Members of the International Longshore and Warehouse Union (ILWU) failed to show up for their shifts this morning at many of the terminals on the West Coast forcing operations in some places to be suspended while others are proceeding with reduced resources. Two months ago, members of the union’s local in California also failed to show up for assigned shifts as the contract negotiations for the approximately 22,000 longshore workers at 29 West Coast have dragged on for a year.

The Pacific Maritime Association Tweeted that “concerted and disruptive work actions” by the ILWU are underway at terminals ranging from the ports of Los Angeles and Long Beach to Oakland, Hueneme, Tacoma, and Seattle. Union headquarters declined to comment on the reports citing the agreed blackout on media statements that has been in place since the beginning of the contract negotiations in May 2022.

The PMA which represents the employers is saying that the union’s actions that have effectively shut down operations at some marine terminals at the Ports of Los Angeles and Long Beach. Operations at some of the ports are reported to have been “severely impacted,” with for example the two largest terminals at the Port of Oakland reporting they had closed due to a lack of workers. Some truckers are telling the media that they have been turned away at the gates to the Southern California ports.

Late today, the ILWU headquarters issued a statement. “Any reports that negotiations have broken down are false,” stated International President Willie Adams, “We are getting there but it’s important to understand that West Coast dockworkers kept the economy going during the pandemic and lost their lives doing so. We aren’t going to settle for an economic package that doesn’t recognize the heroic efforts and personal sacrifices of the ILWU workforce that lifted the shipping industry to record profits.”   

Earlier, Local 13 which represents members at the Southern California ports issued a statement on behalf of its leadership regarding its perception of the situation at the ports of Los Angeles and Long Beach. They criticized the “foreign-owned ocean carriers and terminal operators who reap hundreds of billions of dollars in profit on the backs of those workers.” The local says it is fighting for respect.

“The rank-and-file membership of the Southern California ILWU has taken it upon themselves to voice their displeasure with the ocean carriers’ and terminal operators’ position,” Local 13 writes in its statement.
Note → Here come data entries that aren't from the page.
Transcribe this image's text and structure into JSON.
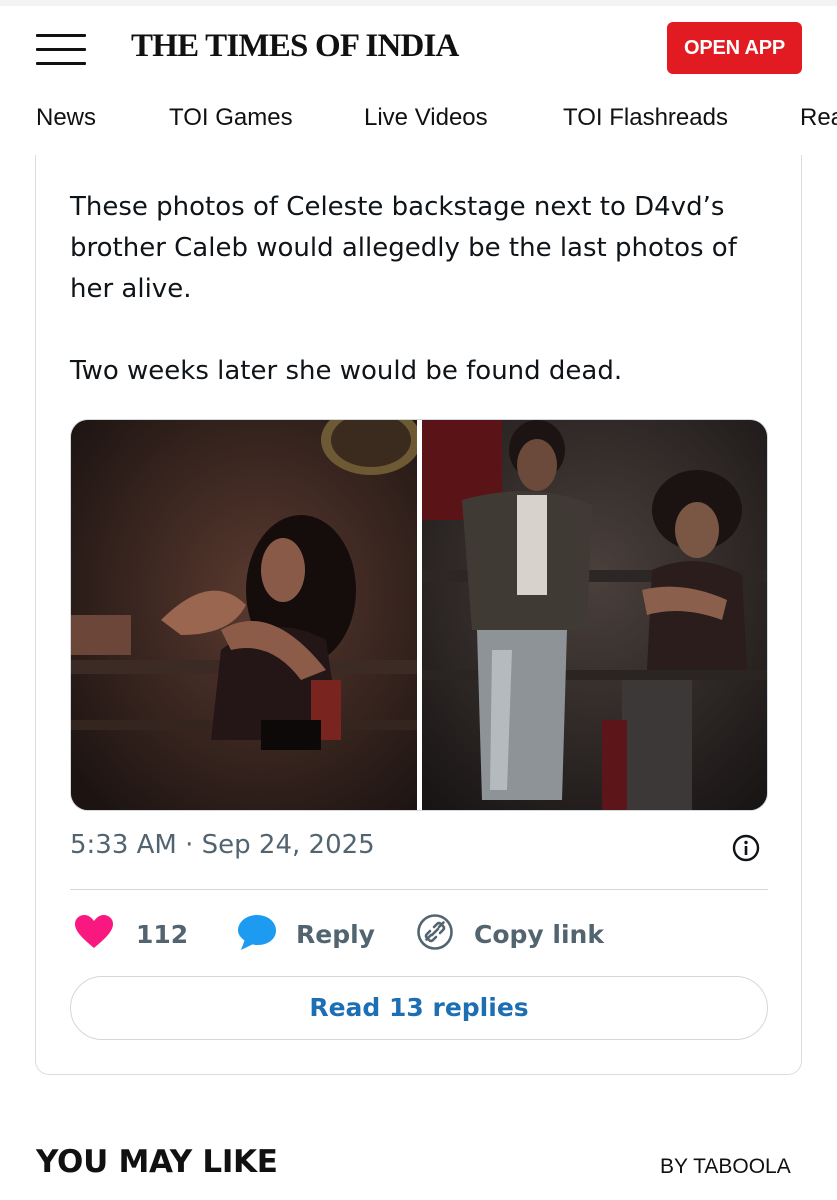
{
  "header": {
    "logo_text": "THE TIMES OF INDIA",
    "open_app_label": "OPEN APP",
    "brand_color": "#e21b22"
  },
  "nav": {
    "items": [
      "News",
      "TOI Games",
      "Live Videos",
      "TOI Flashreads",
      "Rea"
    ]
  },
  "tweet": {
    "paragraphs": [
      "These photos of Celeste backstage next to D4vd’s brother Caleb would allegedly be the last photos of her alive.",
      "Two weeks later she would be found dead."
    ],
    "media": {
      "photo_count": 2,
      "icons": [
        "photo-left",
        "photo-right"
      ]
    },
    "timestamp": "5:33 AM · Sep 24, 2025",
    "info_icon": "info-icon",
    "actions": {
      "like_count": "112",
      "like_color": "#f91880",
      "reply_label": "Reply",
      "reply_color": "#1d9bf0",
      "copy_label": "Copy link"
    },
    "read_replies_label": "Read 13 replies",
    "link_color": "#1d6fb3"
  },
  "footer": {
    "section_title": "YOU MAY LIKE",
    "taboola_label": "BY TABOOLA"
  }
}
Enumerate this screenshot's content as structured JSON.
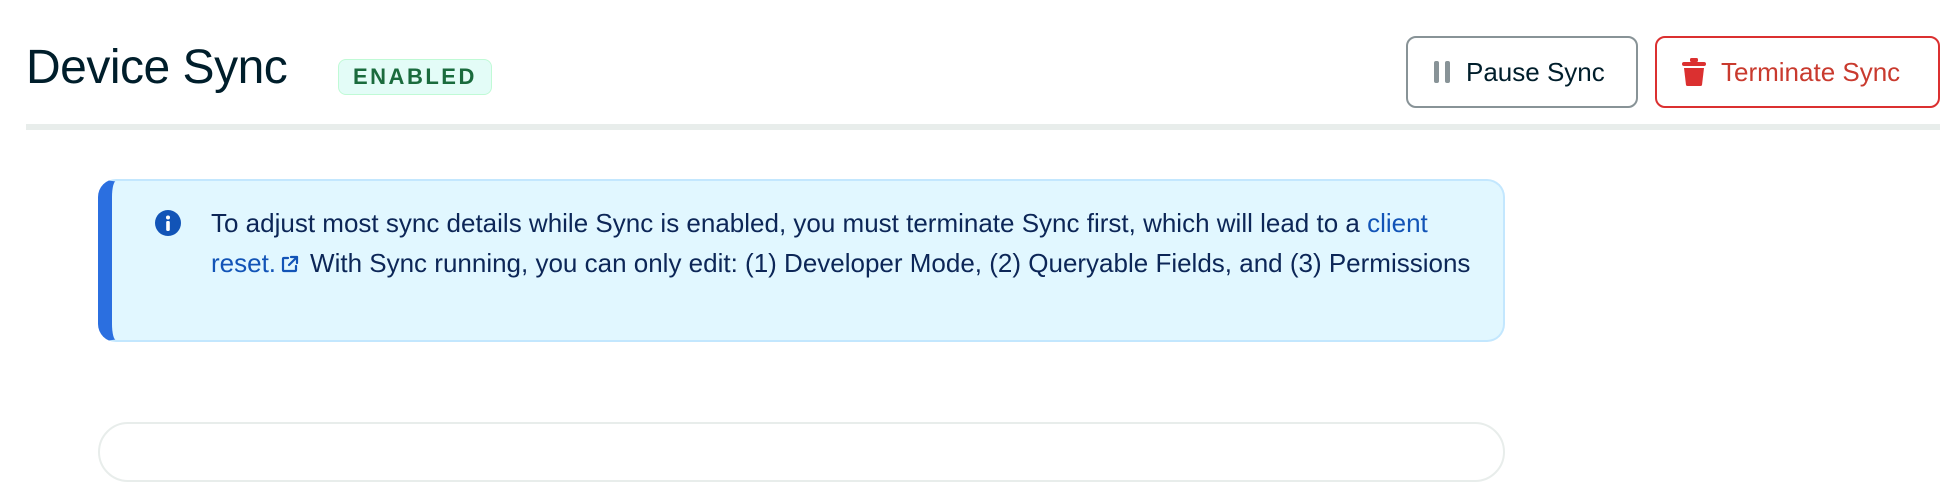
{
  "header": {
    "title": "Device Sync",
    "status_badge": "ENABLED"
  },
  "actions": {
    "pause_label": "Pause Sync",
    "terminate_label": "Terminate Sync",
    "pause_icon": "pause-icon",
    "terminate_icon": "trash-icon"
  },
  "info_banner": {
    "text_before_link": "To adjust most sync details while Sync is enabled, you must terminate Sync first, which will lead to a ",
    "link_text": "client reset.",
    "text_after_link": "With Sync running, you can only edit: (1) Developer Mode, (2) Queryable Fields, and (3) Permissions",
    "icon": "info-icon",
    "link_icon": "external-link-icon"
  },
  "colors": {
    "danger": "#db3030",
    "info_accent": "#2b6fe0",
    "info_background": "#e1f7ff",
    "success_badge_bg": "#e3fcf7",
    "success_badge_text": "#1a6b3d",
    "text_primary": "#001e2b",
    "link": "#1254b7"
  }
}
They said that “The workforce’s requests are not outlandish; they are basic requests that will ensure the workforce is treated with dignity and respect that they have fought so hard to earn.” They said however that “cargo operations in the ports continue as longshore workers remain on the job.”

There is no indication of how many shifts the workers might be skipping. In the action in April, they remained off work for approximately 24 hours, also skipping Friday shifts before the Easter holiday weekend.

Both sides have agreed not to publicly discuss the details of the negotiations but in late April reported that there had been a tentative agreement on key issues while the PMA warned that critical issues remained to be resolved. Media reports suggested that the remaining issues were wages and raises after agreements had been reached early on regarding medical benefits and it was believed that the terminal automation issues were resolved in April.

Today’s job action comes as the West Coast ports were struggling to regain market share and stabilize their losses. Cargo volumes have plummeted in some cases to pre-pandemic levels with reports that the declines were exacerbated by fears of disruptions as the union contract tracks dragged on. Port officials have said it is critical to have resolution on the contract to reverse the trend by shippers and carriers to divert volumes to the U.S. Gulf Coast and East Coast ports.